A side attraction to the track & field championship meet is Azusa Pacific’s battle with Golden State Athletic Conference rival Fresno Pacific University for the 2010 Directors’ Cup, the prized trophy awarded to the top athletic program in the NAIA for the year. Azusa Pacific is the 5-time defending champion, seeking to become the first-ever NAIA school to capture 6 straight Directors’ Cups (Simon Fraser won 5 straight as well). However, in what is shaping up to be the closest Directors’ Cup race ever, the Cougars hold just an 21-point advantage over Fresno Pacific heading into the NAIA Outdoor Track & Field Championship Meet.

Though the Sunbirds have a small contingent in Marion this week, they are expected to do well in both the men’s and women’s track & field meet.

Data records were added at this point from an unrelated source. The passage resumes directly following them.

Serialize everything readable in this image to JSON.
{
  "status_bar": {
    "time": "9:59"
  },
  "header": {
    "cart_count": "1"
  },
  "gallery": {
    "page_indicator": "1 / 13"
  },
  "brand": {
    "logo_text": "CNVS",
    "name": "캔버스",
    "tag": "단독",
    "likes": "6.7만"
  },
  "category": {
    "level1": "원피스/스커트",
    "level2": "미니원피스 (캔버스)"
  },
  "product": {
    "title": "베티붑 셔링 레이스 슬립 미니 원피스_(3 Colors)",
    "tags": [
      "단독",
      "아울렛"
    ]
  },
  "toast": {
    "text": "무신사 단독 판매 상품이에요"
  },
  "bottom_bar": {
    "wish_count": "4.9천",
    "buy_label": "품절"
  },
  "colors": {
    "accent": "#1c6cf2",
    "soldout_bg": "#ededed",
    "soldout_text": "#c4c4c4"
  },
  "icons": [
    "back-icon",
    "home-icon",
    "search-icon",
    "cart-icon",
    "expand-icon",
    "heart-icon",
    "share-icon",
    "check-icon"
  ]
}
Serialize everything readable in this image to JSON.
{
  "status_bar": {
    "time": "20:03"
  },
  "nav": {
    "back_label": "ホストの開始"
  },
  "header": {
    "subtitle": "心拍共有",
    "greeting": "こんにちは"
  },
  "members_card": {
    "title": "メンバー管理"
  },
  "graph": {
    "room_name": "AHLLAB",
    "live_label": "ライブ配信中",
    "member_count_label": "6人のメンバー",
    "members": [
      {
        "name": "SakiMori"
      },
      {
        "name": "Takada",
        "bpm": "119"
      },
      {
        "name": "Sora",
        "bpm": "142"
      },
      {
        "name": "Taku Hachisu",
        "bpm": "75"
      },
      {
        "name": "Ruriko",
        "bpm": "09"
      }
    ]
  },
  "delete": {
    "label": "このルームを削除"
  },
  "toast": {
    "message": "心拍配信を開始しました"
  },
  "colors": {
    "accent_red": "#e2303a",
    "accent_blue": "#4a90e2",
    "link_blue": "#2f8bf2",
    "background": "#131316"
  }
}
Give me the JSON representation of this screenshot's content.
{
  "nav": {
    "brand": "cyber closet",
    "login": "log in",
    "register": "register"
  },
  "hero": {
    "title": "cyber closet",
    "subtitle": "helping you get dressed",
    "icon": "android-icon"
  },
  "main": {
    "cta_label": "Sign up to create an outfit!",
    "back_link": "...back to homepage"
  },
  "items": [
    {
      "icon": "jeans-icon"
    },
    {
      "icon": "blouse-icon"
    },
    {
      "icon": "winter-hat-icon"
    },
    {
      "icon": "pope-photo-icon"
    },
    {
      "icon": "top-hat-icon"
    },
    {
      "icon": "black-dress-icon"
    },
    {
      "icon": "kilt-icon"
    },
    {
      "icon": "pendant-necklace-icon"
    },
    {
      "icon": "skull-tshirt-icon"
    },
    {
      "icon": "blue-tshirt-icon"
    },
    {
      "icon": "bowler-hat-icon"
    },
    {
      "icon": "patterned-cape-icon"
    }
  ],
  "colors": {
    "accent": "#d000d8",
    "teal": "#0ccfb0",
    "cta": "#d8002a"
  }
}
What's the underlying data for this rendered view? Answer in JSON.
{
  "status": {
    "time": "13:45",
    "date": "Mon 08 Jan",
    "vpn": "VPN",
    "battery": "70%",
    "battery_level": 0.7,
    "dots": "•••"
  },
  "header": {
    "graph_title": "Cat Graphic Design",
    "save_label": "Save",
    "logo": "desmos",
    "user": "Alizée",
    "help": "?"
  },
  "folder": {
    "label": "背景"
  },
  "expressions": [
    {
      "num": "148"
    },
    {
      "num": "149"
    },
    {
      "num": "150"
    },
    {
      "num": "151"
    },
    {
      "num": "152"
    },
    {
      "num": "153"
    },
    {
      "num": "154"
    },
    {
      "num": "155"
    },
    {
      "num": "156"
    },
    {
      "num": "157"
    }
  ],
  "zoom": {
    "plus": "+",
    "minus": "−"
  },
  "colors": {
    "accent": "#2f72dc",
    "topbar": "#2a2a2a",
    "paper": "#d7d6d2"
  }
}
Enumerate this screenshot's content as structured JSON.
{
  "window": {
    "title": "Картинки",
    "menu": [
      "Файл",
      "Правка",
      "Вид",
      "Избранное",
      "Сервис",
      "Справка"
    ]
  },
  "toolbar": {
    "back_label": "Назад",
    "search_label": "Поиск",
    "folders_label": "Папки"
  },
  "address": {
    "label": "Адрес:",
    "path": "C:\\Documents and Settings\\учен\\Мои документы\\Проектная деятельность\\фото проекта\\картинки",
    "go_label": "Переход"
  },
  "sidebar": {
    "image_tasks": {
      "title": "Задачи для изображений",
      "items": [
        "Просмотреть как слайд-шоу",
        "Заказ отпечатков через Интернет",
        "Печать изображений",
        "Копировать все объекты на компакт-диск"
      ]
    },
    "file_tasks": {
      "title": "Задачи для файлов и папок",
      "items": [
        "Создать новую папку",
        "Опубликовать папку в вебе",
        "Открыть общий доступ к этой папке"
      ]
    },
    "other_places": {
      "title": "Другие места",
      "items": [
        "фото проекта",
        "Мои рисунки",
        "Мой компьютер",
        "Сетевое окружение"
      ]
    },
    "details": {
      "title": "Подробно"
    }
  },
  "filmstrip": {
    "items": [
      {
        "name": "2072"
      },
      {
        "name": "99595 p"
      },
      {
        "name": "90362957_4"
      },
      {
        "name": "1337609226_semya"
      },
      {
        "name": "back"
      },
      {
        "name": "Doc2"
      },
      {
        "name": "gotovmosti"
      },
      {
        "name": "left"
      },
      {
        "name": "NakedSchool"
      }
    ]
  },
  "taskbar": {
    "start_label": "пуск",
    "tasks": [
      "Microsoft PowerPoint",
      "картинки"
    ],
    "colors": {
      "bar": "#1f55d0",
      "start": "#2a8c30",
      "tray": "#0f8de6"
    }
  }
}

The final outcome of the Cup will most likely be determined between the Sunbird women and whether or not they can out-perform the Cougar men by 25-30 Directors’ Cup points, which are awarded by final placing in their respective track & field championship standings.

The NAIA Outdoor Track & Field Championship Meet begins Thursday (May 27) with the decathlon at 7 a.m. (PDT). The meet concludes Saturday (May 29) with the men’s 4x400-meter relay at 3:05 p.m. (PDT).

Click here for detailed information on the championship meet, including real-time results, live video-streaming, final event entries, team rosters, ticket prices and championship history.